Adventures are in the eye of the beholder.
Whether it is caring for your puppy through the night, learning how to DIY raw feed your dog, or hitting the backroads of places unknown to you, adventures are adventures, big or small.
Walking your dog from the front door to the car can be a big adventure if you have just the right kind of neighbors.
A trip to a local trail-head, down a washboard road might be all the adventure you want, and your suspension system wants, for a good long while.
Hunting as a means of wild meat for you and your dog, and then learning how to butcher in your garage is days of adventure, and hopefully comes with a great music playlist!
Whatever it is that you want to be doing with your dog, if it is safe, and it is mutual, do it. In my life with my dogs, it is our adventures that bring us closer together, a shared special experience, a newness, a getting to know each other in a different way.
Our time with our dogs on this earth is limited, finite, this is a fact my friends. Waiting for lightening to strike to prompt an adventure is a waste of time. Just like one foot in front of the other and you realize you are walking, so is an adventure.
I can mark the decades of my life, the mountain ranges I have passed through, and the seemingly endless dirt roads I have walked on, with every single one of my dogs. When I am old and the grass is tall, may these be the memories that fill my day, because truth be told, they are pretty awesome to me.
Here are some tips, in general, when doing something with your dog out of the ordinary from your daily routine –
- When you have a puppy, train for everything all of the time.

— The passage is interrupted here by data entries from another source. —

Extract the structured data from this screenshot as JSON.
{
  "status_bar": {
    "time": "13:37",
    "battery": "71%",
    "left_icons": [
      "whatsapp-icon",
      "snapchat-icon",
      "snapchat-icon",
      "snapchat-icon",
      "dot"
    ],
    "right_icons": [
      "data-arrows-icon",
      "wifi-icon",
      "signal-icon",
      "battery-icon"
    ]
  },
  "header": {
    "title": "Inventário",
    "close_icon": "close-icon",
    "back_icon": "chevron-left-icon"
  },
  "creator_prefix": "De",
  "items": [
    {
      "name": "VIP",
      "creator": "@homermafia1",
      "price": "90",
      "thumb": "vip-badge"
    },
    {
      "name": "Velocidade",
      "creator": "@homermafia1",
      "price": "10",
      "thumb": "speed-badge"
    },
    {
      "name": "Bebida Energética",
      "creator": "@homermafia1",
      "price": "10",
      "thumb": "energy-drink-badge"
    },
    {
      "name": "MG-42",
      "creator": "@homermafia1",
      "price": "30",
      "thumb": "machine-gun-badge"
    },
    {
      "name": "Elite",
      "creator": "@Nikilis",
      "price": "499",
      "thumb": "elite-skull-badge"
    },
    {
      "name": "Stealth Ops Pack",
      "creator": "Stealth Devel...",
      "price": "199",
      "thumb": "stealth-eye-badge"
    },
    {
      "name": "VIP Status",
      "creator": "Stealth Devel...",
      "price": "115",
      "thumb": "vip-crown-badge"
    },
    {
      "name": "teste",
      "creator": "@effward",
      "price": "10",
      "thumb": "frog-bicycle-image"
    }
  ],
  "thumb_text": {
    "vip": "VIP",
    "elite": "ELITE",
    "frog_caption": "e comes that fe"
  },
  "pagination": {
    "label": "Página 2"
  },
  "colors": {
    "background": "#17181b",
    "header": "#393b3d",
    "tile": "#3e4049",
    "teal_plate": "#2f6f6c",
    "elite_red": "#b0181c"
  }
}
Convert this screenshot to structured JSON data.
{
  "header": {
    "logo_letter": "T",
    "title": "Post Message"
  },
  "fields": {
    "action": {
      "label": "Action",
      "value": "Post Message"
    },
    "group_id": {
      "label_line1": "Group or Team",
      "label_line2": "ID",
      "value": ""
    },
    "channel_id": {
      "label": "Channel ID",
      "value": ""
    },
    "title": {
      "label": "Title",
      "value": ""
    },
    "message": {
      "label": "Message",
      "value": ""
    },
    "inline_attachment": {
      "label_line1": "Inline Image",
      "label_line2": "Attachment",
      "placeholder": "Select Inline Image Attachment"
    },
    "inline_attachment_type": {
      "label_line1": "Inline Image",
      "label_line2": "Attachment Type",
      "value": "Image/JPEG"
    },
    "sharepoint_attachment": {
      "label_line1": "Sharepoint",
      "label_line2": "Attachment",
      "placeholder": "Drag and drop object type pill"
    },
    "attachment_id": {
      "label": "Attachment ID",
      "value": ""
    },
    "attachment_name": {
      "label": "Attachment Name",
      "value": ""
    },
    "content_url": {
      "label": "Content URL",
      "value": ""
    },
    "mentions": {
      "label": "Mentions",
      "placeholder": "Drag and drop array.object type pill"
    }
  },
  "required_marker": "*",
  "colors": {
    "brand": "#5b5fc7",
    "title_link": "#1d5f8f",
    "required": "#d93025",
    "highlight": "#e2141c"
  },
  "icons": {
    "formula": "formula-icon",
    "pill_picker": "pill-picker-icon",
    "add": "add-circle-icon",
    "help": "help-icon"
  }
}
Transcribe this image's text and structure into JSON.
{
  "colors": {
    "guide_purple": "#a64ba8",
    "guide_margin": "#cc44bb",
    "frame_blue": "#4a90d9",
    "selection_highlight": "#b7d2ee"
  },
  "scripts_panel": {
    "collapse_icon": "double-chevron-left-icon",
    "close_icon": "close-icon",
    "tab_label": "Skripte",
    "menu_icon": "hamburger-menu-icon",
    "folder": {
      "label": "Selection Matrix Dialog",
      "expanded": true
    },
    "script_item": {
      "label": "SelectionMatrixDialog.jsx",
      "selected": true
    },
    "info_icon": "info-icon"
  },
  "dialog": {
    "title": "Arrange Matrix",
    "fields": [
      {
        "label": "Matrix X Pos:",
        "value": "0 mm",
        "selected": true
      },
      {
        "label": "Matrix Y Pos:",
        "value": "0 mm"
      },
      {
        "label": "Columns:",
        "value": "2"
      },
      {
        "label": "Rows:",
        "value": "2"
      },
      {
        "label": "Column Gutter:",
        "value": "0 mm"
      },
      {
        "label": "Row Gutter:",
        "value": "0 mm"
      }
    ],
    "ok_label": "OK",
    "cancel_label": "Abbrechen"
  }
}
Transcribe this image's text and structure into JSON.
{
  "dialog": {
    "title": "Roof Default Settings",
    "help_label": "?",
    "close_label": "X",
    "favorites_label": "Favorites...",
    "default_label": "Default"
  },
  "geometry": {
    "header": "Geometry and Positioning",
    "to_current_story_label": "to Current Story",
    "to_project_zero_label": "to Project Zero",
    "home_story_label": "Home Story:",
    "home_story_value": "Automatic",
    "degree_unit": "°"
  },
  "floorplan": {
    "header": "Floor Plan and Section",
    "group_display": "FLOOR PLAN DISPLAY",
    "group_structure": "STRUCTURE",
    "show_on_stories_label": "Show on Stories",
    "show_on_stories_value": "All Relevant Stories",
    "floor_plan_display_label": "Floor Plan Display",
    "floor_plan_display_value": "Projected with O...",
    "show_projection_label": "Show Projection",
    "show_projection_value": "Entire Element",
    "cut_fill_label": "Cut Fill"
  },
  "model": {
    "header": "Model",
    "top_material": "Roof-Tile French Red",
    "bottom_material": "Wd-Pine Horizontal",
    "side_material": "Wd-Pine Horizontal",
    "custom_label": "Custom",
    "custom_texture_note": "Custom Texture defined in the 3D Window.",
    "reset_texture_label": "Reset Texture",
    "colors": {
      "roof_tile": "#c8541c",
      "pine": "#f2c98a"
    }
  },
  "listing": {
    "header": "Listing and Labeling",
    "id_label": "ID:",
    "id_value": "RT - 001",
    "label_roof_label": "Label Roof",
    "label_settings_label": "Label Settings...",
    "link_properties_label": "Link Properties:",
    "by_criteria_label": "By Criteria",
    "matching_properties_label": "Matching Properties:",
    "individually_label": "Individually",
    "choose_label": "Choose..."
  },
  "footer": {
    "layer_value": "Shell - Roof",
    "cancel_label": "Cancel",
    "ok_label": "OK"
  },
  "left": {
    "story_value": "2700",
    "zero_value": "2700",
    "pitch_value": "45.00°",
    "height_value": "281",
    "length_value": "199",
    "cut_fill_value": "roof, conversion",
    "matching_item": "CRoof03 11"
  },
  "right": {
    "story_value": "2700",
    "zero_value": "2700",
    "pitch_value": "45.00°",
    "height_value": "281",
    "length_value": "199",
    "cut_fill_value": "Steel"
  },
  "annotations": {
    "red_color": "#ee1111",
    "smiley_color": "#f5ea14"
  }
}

You aren’t going to know what the next seventeen years has in store for you, so prepare, this opens up so many possibilities, and your puppy deserves your efforts.
- Start whatever it is you want to do in small chunks within your dogs skill level, and build from there. There will not be any great adventure memories if you try to push your dog into a situation clearly over their skill/social level. Remember, just like training is something you do with your dog not too your dog, so are adventures.
- Safe and mutual.
- Correct gear on both ends of the leash.
- And what a great segue for the leash, always have a leash on your dog, or in your hand if you are outdoors on an adventure, period. If the leash is off you are telling the entire world that your dog is under 100% voice control. If you do not have that level of communication yet, it is your responsibility to work towards that and use a leash until you and your dog are ready.
- Food, nourishing and bioavailable food. Adventures usually involve some level of energy output, a little or a lot. What you offer to your dog counts. If you are a canned beans and tortilla kind of budget traveler, that’s your choice, but your dog needs a more nourishing and balanced diet all of the time.
- Understanding your dog as your adventure partner also includes knowing their body language signals, their movement, and their comfort or discomfort.
- You have three brains – your head/logic brain, your heart/emotion brain, and your gut/instinct brain. Adventuring with your dog will require you to rely on your gut feeling, your instincts. Why? Because it is never wrong. But this is going to take some practice, so learn to understand this side of yourself a bit better.
Here is to adventures and time well spent – Nancy